TASK DIRECTIONS
From the line containing "Extract the structured" to the last line of the listing below, repeat every line exactly, and output nothing else.

SOURCE RECORDS

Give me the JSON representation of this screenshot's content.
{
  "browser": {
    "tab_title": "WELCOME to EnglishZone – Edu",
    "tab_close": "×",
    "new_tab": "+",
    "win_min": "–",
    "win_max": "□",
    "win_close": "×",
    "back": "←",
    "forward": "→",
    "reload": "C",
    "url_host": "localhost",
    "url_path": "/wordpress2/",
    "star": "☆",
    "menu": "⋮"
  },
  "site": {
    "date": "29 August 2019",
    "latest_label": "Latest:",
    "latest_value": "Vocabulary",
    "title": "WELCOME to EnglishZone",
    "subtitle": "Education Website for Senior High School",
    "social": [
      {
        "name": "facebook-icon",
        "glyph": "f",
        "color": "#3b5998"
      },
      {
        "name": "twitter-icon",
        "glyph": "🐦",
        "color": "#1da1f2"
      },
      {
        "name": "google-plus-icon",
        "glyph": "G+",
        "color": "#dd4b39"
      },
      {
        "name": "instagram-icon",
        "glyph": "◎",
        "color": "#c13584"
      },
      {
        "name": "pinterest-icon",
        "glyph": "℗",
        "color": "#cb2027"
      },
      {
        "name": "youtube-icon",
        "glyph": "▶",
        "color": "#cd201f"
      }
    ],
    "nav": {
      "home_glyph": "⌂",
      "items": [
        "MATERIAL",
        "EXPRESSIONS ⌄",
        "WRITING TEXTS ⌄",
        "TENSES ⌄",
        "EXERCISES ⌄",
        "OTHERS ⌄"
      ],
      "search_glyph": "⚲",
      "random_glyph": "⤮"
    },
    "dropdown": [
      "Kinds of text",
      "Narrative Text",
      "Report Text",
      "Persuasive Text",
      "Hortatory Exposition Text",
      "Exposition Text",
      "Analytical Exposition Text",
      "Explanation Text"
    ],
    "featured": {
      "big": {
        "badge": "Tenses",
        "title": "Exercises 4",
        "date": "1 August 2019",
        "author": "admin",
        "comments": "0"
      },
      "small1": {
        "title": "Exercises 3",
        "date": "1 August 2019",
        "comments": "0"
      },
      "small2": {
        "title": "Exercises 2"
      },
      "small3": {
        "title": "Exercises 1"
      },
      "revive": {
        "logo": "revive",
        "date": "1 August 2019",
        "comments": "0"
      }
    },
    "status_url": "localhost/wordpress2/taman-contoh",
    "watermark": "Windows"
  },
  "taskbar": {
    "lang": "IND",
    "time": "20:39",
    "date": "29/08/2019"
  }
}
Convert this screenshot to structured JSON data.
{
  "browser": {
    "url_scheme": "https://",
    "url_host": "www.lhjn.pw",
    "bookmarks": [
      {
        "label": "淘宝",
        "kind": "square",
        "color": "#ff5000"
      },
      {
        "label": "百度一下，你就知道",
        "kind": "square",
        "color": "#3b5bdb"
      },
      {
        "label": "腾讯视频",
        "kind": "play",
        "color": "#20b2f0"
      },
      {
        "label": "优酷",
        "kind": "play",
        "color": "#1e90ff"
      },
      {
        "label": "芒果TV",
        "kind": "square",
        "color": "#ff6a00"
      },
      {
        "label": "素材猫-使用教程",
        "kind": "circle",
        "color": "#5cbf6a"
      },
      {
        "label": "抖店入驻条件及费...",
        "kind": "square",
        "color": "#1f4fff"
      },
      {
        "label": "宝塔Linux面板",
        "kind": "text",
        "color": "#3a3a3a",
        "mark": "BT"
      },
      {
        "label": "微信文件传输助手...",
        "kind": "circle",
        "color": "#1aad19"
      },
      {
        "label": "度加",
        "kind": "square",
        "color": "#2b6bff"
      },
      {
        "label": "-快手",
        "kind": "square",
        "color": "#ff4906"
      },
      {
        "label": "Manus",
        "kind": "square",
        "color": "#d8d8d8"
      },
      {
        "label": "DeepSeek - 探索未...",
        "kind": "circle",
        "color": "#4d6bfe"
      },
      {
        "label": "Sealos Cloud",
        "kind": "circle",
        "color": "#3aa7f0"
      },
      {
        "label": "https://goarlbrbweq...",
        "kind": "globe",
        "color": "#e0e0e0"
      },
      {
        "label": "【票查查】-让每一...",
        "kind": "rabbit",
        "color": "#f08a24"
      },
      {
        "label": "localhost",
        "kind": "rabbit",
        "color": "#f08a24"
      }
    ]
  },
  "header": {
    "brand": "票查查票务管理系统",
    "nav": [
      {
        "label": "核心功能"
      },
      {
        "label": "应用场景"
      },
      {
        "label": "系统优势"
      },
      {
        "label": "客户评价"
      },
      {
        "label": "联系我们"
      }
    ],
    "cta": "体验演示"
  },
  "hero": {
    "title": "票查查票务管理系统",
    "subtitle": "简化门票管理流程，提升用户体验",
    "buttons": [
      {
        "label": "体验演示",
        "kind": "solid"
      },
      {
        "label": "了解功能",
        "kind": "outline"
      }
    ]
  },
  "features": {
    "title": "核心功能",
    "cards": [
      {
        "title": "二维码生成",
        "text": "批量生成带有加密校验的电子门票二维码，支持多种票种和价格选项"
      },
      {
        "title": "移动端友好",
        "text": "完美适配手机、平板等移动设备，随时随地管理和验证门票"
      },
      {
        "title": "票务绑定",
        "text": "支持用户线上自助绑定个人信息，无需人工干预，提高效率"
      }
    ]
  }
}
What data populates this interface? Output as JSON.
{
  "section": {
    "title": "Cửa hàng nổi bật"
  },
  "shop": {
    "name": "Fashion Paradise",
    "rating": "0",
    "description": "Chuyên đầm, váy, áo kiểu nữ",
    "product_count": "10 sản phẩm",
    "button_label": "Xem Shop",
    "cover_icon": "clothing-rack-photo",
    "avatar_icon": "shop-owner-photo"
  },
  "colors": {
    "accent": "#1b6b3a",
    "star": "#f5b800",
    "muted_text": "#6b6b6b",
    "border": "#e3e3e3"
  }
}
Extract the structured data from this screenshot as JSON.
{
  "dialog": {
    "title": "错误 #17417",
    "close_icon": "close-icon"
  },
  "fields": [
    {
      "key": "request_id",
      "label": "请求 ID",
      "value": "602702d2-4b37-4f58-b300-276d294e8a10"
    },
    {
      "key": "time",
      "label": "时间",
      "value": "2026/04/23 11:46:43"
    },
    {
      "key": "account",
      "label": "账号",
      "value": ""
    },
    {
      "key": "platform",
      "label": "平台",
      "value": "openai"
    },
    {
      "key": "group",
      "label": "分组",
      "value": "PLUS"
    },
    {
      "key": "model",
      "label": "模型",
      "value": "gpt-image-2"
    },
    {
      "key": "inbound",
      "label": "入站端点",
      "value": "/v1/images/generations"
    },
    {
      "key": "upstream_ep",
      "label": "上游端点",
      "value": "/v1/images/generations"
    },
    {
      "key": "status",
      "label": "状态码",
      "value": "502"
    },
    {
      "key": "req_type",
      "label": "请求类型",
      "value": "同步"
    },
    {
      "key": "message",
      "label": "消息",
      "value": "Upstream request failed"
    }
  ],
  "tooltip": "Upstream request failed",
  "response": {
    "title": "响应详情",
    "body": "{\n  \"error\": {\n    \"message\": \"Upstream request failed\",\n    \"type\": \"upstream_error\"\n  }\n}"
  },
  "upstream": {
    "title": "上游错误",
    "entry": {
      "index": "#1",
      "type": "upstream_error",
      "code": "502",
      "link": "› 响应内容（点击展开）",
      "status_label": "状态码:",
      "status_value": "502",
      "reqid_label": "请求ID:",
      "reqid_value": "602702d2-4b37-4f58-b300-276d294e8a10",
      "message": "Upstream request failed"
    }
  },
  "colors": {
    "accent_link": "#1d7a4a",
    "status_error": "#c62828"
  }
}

TASK SOLUTION
Extract the structured data from this screenshot as JSON.
{
  "dialog": {
    "title": "错误 #17417",
    "close_icon": "close-icon"
  },
  "fields": [
    {
      "key": "request_id",
      "label": "请求 ID",
      "value": "602702d2-4b37-4f58-b300-276d294e8a10"
    },
    {
      "key": "time",
      "label": "时间",
      "value": "2026/04/23 11:46:43"
    },
    {
      "key": "account",
      "label": "账号",
      "value": ""
    },
    {
      "key": "platform",
      "label": "平台",
      "value": "openai"
    },
    {
      "key": "group",
      "label": "分组",
      "value": "PLUS"
    },
    {
      "key": "model",
      "label": "模型",
      "value": "gpt-image-2"
    },
    {
      "key": "inbound",
      "label": "入站端点",
      "value": "/v1/images/generations"
    },
    {
      "key": "upstream_ep",
      "label": "上游端点",
      "value": "/v1/images/generations"
    },
    {
      "key": "status",
      "label": "状态码",
      "value": "502"
    },
    {
      "key": "req_type",
      "label": "请求类型",
      "value": "同步"
    },
    {
      "key": "message",
      "label": "消息",
      "value": "Upstream request failed"
    }
  ],
  "tooltip": "Upstream request failed",
  "response": {
    "title": "响应详情",
    "body": "{\n  \"error\": {\n    \"message\": \"Upstream request failed\",\n    \"type\": \"upstream_error\"\n  }\n}"
  },
  "upstream": {
    "title": "上游错误",
    "entry": {
      "index": "#1",
      "type": "upstream_error",
      "code": "502",
      "link": "› 响应内容（点击展开）",
      "status_label": "状态码:",
      "status_value": "502",
      "reqid_label": "请求ID:",
      "reqid_value": "602702d2-4b37-4f58-b300-276d294e8a10",
      "message": "Upstream request failed"
    }
  },
  "colors": {
    "accent_link": "#1d7a4a",
    "status_error": "#c62828"
  }
}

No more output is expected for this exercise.